Public sculpture of Norfolk and Suffolk
Richard Cocke with photography by Sarah Cocke.
Liverpool University Press, 2013.
This, the sixteenth volume in the Public Sculpture of Britain series, covers three dimensional works of art on open display in the two main counties of East Anglia. As The Ipswich Society has an interest in the book and assisted the author and photographer with a preparatory tour of the town's public sculpture, that is the section which first draws the eye. Within the first paragraph about Ipswich, the ever-shifting civic landscape is illustrated by mention of Antony Robinson's Longship screens on the Old Cattle Market bus station, which at the time of writing have been removed during a major refurbishment of the site. We await the reinstatement of this fine work with its art nouveau-inspired whiplash metalwork (but it sadly won't be in its original place). Since publication, Miles Robinson's Grandma statue in tribute to Carl Giles has been relocated as part of the Giles Circus reconfiguration.
A good selection of Ipswich sculpture is included with detailed annotations; many are illustrated by Sarah Cocke's fine monochrome photographs. Perhaps the inclusion of the Wolsey Gate in College Street and several other public buildings is a surprise. John Ravera's Spirit of youth, tucked away off Museum Street and now, sadly, lacking the sculpted bronze hat which lay on the nearby bench, is omitted, but his Trawlerman on Hadleigh Road is there. Also missing is Linda Thomas' Innocence in Christchurch Park as are the park's several chainsaw sculptures: perhaps the latter are seen as temporary works. It would be churlish to list all the omissions as a book such as this can only hope to provide a general survey. Having said that, the level of scholarship of the entries is impressive; attributions and historical detail inspire renewed interest in oft-ignored pieces.

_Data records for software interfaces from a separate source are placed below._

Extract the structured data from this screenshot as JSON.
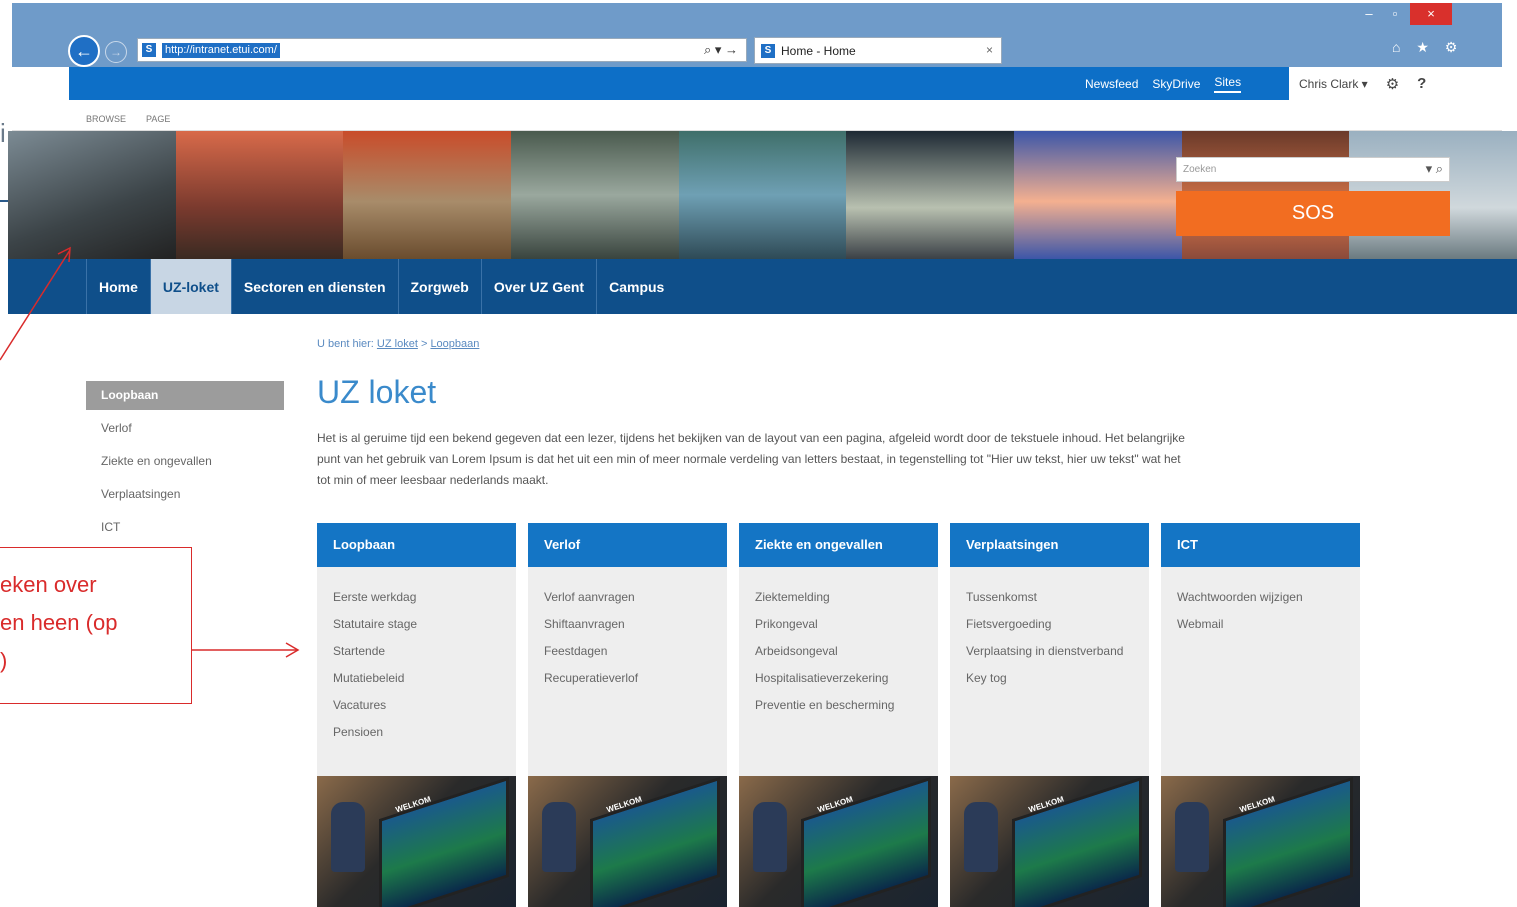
{
  "browser": {
    "url": "http://intranet.etui.com/",
    "tab_title": "Home - Home",
    "tab_close": "×",
    "addr_tools": "⌕ ▾ →",
    "win_min": "–",
    "win_max": "▫",
    "win_close": "×",
    "ie_icons": "⌂ ★ ⚙"
  },
  "suitebar": {
    "links": [
      "Newsfeed",
      "SkyDrive",
      "Sites"
    ],
    "user": "Chris Clark ▾",
    "gear": "⚙",
    "help": "?"
  },
  "ribbon": {
    "browse": "BROWSE",
    "page": "PAGE"
  },
  "search": {
    "placeholder": "Zoeken",
    "tools": "▾ ⌕"
  },
  "sos": {
    "label": "SOS",
    "color": "#f26d21"
  },
  "topnav": {
    "items": [
      "Home",
      "UZ-loket",
      "Sectoren en diensten",
      "Zorgweb",
      "Over UZ Gent",
      "Campus"
    ],
    "active": "UZ-loket"
  },
  "breadcrumb": {
    "prefix": "U bent hier: ",
    "crumb1": "UZ loket",
    "sep": " > ",
    "crumb2": "Loopbaan"
  },
  "leftnav": {
    "items": [
      "Loopbaan",
      "Verlof",
      "Ziekte en ongevallen",
      "Verplaatsingen",
      "ICT"
    ],
    "active": "Loopbaan"
  },
  "main": {
    "title": "UZ loket",
    "intro": "Het is al geruime tijd een bekend gegeven dat een lezer, tijdens het bekijken van de layout van een pagina, afgeleid wordt door de tekstuele inhoud. Het belangrijke punt van het gebruik van Lorem Ipsum is dat het uit een min of meer normale verdeling van letters bestaat, in tegenstelling tot \"Hier uw tekst, hier uw tekst\" wat het tot min of meer leesbaar nederlands maakt."
  },
  "cards": [
    {
      "title": "Loopbaan",
      "links": [
        "Eerste werkdag",
        "Statutaire stage",
        "Startende",
        "Mutatiebeleid",
        "Vacatures",
        "Pensioen"
      ]
    },
    {
      "title": "Verlof",
      "links": [
        "Verlof aanvragen",
        "Shiftaanvragen",
        "Feestdagen",
        "Recuperatieverlof"
      ]
    },
    {
      "title": "Ziekte en ongevallen",
      "links": [
        "Ziektemelding",
        "Prikongeval",
        "Arbeidsongeval",
        "Hospitalisatieverzekering",
        "Preventie en bescherming"
      ]
    },
    {
      "title": "Verplaatsingen",
      "links": [
        "Tussenkomst",
        "Fietsvergoeding",
        "Verplaatsing in dienstverband",
        "Key tog"
      ]
    },
    {
      "title": "ICT",
      "links": [
        "Wachtwoorden wijzigen",
        "Webmail"
      ]
    }
  ],
  "card_image_text": "WELKOM",
  "annotation": {
    "text": "eken over\nen heen (op\n)",
    "color": "#d92b2b"
  }
}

The author has remarked that Ipswich, in particular, is forward-thinking in its incorporation of new public sculpture in recent residential, infrastructure, retail and industrial developments. The inspirational flying female figures of Formation by Rick Kirby at the entrance to the Ravenswood development on the old airport site are perhaps the first and best known example of such commissions. The resiting of Bernard Reynold's 1971 Ship sculpture from a 'lost' space next to the old Civic Centre to the middle of the Handford Road roundabout resulted in an excellent piece of work becoming well-known and seen by thousands of people every day. Sadly, the Big Question Mark by Langlands & Bell on the Waterfront is too recent to be included.